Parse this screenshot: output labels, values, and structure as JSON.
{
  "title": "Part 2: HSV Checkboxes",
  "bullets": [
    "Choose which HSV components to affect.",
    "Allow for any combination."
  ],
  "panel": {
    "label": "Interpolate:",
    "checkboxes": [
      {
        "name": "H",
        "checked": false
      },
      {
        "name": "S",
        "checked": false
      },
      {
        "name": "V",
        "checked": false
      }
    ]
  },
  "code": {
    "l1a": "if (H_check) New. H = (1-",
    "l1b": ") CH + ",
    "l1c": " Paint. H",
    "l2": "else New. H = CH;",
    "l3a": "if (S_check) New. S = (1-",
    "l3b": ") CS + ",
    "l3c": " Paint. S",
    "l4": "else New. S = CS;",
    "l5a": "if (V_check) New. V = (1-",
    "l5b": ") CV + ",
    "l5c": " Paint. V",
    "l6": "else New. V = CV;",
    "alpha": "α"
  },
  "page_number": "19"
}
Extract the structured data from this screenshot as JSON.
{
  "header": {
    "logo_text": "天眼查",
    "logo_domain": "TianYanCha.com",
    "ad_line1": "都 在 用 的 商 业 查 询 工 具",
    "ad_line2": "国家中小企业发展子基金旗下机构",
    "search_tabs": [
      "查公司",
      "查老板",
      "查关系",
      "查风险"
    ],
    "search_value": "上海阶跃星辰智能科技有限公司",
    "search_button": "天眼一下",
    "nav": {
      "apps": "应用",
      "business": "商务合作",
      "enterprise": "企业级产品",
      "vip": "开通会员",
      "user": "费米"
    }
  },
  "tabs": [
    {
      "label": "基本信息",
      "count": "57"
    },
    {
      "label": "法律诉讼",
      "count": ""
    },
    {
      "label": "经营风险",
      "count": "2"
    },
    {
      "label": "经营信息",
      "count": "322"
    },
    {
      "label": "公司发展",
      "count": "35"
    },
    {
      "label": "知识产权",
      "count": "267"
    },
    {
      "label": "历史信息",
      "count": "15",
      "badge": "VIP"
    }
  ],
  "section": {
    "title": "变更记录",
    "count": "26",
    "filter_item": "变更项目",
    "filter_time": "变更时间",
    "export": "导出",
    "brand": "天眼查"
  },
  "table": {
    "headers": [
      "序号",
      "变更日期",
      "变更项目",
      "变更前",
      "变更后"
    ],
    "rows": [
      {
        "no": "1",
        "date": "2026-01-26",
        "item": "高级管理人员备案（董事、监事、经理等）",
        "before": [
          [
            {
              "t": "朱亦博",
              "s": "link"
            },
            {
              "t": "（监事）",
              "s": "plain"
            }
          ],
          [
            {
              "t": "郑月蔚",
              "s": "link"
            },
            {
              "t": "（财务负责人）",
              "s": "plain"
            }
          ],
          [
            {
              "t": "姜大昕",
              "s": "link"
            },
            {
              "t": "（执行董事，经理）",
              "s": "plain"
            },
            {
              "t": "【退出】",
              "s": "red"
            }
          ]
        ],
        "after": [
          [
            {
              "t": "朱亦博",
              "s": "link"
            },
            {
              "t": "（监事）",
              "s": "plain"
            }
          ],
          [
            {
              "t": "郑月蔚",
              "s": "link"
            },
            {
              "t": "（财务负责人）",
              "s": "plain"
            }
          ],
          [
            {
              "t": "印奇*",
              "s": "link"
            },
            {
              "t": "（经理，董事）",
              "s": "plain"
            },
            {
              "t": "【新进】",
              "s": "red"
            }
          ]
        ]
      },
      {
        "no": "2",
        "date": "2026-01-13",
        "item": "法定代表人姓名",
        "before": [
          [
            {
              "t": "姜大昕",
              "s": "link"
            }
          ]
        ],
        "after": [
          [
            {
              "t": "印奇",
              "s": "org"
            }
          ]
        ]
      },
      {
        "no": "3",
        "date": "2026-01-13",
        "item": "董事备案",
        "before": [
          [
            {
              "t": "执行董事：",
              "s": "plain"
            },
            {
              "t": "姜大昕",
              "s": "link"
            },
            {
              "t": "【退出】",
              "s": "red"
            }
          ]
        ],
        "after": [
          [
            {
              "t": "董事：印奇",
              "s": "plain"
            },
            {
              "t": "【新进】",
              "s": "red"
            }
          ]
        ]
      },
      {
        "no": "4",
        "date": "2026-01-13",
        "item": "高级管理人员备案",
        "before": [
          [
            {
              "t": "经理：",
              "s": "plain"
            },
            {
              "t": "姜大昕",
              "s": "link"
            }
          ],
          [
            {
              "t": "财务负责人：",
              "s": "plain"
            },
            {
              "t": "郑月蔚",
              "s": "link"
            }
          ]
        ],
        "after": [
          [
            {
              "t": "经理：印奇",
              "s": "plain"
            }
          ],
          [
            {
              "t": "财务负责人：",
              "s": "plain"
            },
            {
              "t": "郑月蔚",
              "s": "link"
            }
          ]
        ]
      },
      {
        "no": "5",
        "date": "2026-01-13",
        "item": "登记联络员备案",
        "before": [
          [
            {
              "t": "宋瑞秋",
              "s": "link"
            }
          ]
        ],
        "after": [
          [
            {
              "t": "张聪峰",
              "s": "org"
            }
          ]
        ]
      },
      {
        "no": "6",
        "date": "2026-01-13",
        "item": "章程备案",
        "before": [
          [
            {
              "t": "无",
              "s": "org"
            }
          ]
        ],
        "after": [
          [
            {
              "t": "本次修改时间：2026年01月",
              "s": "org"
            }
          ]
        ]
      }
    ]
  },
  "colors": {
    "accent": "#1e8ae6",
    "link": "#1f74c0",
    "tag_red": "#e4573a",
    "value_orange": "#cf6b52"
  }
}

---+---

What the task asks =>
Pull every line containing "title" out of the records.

Result =>
  "title": "Part 2: HSV Checkboxes",
    "title": "变更记录",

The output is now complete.